--- Supplied records Enclosed Below ---
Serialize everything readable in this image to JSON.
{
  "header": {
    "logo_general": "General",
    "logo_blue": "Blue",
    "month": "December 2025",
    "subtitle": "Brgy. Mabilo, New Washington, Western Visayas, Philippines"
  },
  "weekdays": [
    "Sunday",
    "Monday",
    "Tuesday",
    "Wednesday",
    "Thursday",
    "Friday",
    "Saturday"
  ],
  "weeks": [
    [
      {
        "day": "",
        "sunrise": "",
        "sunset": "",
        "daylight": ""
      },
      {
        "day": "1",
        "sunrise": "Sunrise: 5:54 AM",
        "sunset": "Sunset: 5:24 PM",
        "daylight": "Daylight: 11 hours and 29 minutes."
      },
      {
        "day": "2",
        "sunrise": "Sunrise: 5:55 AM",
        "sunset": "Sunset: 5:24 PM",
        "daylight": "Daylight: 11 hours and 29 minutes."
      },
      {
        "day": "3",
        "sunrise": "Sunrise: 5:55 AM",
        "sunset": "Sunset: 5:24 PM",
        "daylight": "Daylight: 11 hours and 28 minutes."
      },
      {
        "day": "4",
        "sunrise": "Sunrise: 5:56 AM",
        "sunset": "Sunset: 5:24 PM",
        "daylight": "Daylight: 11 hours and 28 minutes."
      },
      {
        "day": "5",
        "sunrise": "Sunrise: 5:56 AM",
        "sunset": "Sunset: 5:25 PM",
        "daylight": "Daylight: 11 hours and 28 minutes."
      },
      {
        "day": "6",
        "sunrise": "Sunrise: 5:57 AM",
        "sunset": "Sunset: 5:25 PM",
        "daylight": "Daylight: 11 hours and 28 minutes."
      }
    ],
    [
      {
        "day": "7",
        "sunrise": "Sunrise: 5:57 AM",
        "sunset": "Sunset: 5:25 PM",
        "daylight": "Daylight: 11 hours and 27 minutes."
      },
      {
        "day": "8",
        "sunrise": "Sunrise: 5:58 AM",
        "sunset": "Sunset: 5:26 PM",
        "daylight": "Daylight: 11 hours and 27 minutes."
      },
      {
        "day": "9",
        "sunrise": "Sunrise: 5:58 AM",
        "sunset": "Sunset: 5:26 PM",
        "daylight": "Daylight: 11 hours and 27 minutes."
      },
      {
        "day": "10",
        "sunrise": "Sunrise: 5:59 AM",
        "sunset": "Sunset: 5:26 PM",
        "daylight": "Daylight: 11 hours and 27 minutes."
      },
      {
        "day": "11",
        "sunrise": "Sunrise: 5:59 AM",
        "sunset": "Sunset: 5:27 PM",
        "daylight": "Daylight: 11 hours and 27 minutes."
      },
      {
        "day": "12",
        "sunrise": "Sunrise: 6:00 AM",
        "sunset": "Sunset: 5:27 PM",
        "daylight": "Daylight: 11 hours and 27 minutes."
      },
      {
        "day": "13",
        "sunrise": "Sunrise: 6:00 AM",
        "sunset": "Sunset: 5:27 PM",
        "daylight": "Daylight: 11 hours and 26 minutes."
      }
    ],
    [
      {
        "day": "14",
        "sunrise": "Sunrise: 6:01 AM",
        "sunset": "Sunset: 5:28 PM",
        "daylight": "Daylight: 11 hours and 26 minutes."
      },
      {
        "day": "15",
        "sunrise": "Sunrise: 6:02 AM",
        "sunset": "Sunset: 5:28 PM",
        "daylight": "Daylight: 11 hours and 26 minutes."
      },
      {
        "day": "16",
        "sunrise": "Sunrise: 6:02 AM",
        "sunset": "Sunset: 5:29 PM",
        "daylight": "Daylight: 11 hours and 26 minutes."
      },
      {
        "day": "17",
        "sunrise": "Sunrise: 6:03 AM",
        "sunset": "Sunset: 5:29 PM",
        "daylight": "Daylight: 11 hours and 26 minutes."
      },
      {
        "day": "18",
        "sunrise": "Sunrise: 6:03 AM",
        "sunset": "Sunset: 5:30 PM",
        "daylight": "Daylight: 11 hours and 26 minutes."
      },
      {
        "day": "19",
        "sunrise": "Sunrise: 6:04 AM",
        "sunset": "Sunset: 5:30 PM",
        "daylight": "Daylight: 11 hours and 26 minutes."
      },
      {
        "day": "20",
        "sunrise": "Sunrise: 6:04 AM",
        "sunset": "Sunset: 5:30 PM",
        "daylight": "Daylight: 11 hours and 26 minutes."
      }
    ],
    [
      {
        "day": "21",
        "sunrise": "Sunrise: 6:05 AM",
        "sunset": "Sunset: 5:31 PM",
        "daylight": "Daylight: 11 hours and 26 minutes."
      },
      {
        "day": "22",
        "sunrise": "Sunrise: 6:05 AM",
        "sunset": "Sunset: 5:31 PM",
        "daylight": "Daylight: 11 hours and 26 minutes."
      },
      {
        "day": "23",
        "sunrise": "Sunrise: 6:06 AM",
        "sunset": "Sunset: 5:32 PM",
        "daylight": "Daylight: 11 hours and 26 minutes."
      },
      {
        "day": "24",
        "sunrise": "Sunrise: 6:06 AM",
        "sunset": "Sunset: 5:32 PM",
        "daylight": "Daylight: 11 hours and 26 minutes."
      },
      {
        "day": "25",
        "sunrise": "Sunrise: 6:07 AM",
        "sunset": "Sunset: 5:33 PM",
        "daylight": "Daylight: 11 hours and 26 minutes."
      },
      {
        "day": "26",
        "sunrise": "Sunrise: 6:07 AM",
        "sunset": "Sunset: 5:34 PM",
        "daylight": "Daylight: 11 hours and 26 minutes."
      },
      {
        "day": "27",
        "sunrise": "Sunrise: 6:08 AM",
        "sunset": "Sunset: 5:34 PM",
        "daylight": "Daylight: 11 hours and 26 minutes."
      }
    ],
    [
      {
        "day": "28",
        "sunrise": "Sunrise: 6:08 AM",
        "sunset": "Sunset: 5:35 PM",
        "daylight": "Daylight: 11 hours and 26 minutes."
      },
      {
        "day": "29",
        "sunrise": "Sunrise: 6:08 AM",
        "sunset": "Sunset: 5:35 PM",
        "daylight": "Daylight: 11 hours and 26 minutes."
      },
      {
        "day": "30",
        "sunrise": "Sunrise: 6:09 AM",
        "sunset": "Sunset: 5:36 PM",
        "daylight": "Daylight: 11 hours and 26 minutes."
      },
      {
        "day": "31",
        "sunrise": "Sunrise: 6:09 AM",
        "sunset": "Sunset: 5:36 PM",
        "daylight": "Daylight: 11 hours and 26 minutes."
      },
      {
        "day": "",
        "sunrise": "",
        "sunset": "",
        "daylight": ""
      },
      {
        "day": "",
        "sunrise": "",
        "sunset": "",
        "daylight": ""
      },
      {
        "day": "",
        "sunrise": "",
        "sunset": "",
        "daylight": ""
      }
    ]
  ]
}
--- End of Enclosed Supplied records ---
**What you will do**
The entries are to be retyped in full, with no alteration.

**Completed exercise**
Serialize everything readable in this image to JSON.
{
  "header": {
    "logo_general": "General",
    "logo_blue": "Blue",
    "month": "December 2025",
    "subtitle": "Brgy. Mabilo, New Washington, Western Visayas, Philippines"
  },
  "weekdays": [
    "Sunday",
    "Monday",
    "Tuesday",
    "Wednesday",
    "Thursday",
    "Friday",
    "Saturday"
  ],
  "weeks": [
    [
      {
        "day": "",
        "sunrise": "",
        "sunset": "",
        "daylight": ""
      },
      {
        "day": "1",
        "sunrise": "Sunrise: 5:54 AM",
        "sunset": "Sunset: 5:24 PM",
        "daylight": "Daylight: 11 hours and 29 minutes."
      },
      {
        "day": "2",
        "sunrise": "Sunrise: 5:55 AM",
        "sunset": "Sunset: 5:24 PM",
        "daylight": "Daylight: 11 hours and 29 minutes."
      },
      {
        "day": "3",
        "sunrise": "Sunrise: 5:55 AM",
        "sunset": "Sunset: 5:24 PM",
        "daylight": "Daylight: 11 hours and 28 minutes."
      },
      {
        "day": "4",
        "sunrise": "Sunrise: 5:56 AM",
        "sunset": "Sunset: 5:24 PM",
        "daylight": "Daylight: 11 hours and 28 minutes."
      },
      {
        "day": "5",
        "sunrise": "Sunrise: 5:56 AM",
        "sunset": "Sunset: 5:25 PM",
        "daylight": "Daylight: 11 hours and 28 minutes."
      },
      {
        "day": "6",
        "sunrise": "Sunrise: 5:57 AM",
        "sunset": "Sunset: 5:25 PM",
        "daylight": "Daylight: 11 hours and 28 minutes."
      }
    ],
    [
      {
        "day": "7",
        "sunrise": "Sunrise: 5:57 AM",
        "sunset": "Sunset: 5:25 PM",
        "daylight": "Daylight: 11 hours and 27 minutes."
      },
      {
        "day": "8",
        "sunrise": "Sunrise: 5:58 AM",
        "sunset": "Sunset: 5:26 PM",
        "daylight": "Daylight: 11 hours and 27 minutes."
      },
      {
        "day": "9",
        "sunrise": "Sunrise: 5:58 AM",
        "sunset": "Sunset: 5:26 PM",
        "daylight": "Daylight: 11 hours and 27 minutes."
      },
      {
        "day": "10",
        "sunrise": "Sunrise: 5:59 AM",
        "sunset": "Sunset: 5:26 PM",
        "daylight": "Daylight: 11 hours and 27 minutes."
      },
      {
        "day": "11",
        "sunrise": "Sunrise: 5:59 AM",
        "sunset": "Sunset: 5:27 PM",
        "daylight": "Daylight: 11 hours and 27 minutes."
      },
      {
        "day": "12",
        "sunrise": "Sunrise: 6:00 AM",
        "sunset": "Sunset: 5:27 PM",
        "daylight": "Daylight: 11 hours and 27 minutes."
      },
      {
        "day": "13",
        "sunrise": "Sunrise: 6:00 AM",
        "sunset": "Sunset: 5:27 PM",
        "daylight": "Daylight: 11 hours and 26 minutes."
      }
    ],
    [
      {
        "day": "14",
        "sunrise": "Sunrise: 6:01 AM",
        "sunset": "Sunset: 5:28 PM",
        "daylight": "Daylight: 11 hours and 26 minutes."
      },
      {
        "day": "15",
        "sunrise": "Sunrise: 6:02 AM",
        "sunset": "Sunset: 5:28 PM",
        "daylight": "Daylight: 11 hours and 26 minutes."
      },
      {
        "day": "16",
        "sunrise": "Sunrise: 6:02 AM",
        "sunset": "Sunset: 5:29 PM",
        "daylight": "Daylight: 11 hours and 26 minutes."
      },
      {
        "day": "17",
        "sunrise": "Sunrise: 6:03 AM",
        "sunset": "Sunset: 5:29 PM",
        "daylight": "Daylight: 11 hours and 26 minutes."
      },
      {
        "day": "18",
        "sunrise": "Sunrise: 6:03 AM",
        "sunset": "Sunset: 5:30 PM",
        "daylight": "Daylight: 11 hours and 26 minutes."
      },
      {
        "day": "19",
        "sunrise": "Sunrise: 6:04 AM",
        "sunset": "Sunset: 5:30 PM",
        "daylight": "Daylight: 11 hours and 26 minutes."
      },
      {
        "day": "20",
        "sunrise": "Sunrise: 6:04 AM",
        "sunset": "Sunset: 5:30 PM",
        "daylight": "Daylight: 11 hours and 26 minutes."
      }
    ],
    [
      {
        "day": "21",
        "sunrise": "Sunrise: 6:05 AM",
        "sunset": "Sunset: 5:31 PM",
        "daylight": "Daylight: 11 hours and 26 minutes."
      },
      {
        "day": "22",
        "sunrise": "Sunrise: 6:05 AM",
        "sunset": "Sunset: 5:31 PM",
        "daylight": "Daylight: 11 hours and 26 minutes."
      },
      {
        "day": "23",
        "sunrise": "Sunrise: 6:06 AM",
        "sunset": "Sunset: 5:32 PM",
        "daylight": "Daylight: 11 hours and 26 minutes."
      },
      {
        "day": "24",
        "sunrise": "Sunrise: 6:06 AM",
        "sunset": "Sunset: 5:32 PM",
        "daylight": "Daylight: 11 hours and 26 minutes."
      },
      {
        "day": "25",
        "sunrise": "Sunrise: 6:07 AM",
        "sunset": "Sunset: 5:33 PM",
        "daylight": "Daylight: 11 hours and 26 minutes."
      },
      {
        "day": "26",
        "sunrise": "Sunrise: 6:07 AM",
        "sunset": "Sunset: 5:34 PM",
        "daylight": "Daylight: 11 hours and 26 minutes."
      },
      {
        "day": "27",
        "sunrise": "Sunrise: 6:08 AM",
        "sunset": "Sunset: 5:34 PM",
        "daylight": "Daylight: 11 hours and 26 minutes."
      }
    ],
    [
      {
        "day": "28",
        "sunrise": "Sunrise: 6:08 AM",
        "sunset": "Sunset: 5:35 PM",
        "daylight": "Daylight: 11 hours and 26 minutes."
      },
      {
        "day": "29",
        "sunrise": "Sunrise: 6:08 AM",
        "sunset": "Sunset: 5:35 PM",
        "daylight": "Daylight: 11 hours and 26 minutes."
      },
      {
        "day": "30",
        "sunrise": "Sunrise: 6:09 AM",
        "sunset": "Sunset: 5:36 PM",
        "daylight": "Daylight: 11 hours and 26 minutes."
      },
      {
        "day": "31",
        "sunrise": "Sunrise: 6:09 AM",
        "sunset": "Sunset: 5:36 PM",
        "daylight": "Daylight: 11 hours and 26 minutes."
      },
      {
        "day": "",
        "sunrise": "",
        "sunset": "",
        "daylight": ""
      },
      {
        "day": "",
        "sunrise": "",
        "sunset": "",
        "daylight": ""
      },
      {
        "day": "",
        "sunrise": "",
        "sunset": "",
        "daylight": ""
      }
    ]
  ]
}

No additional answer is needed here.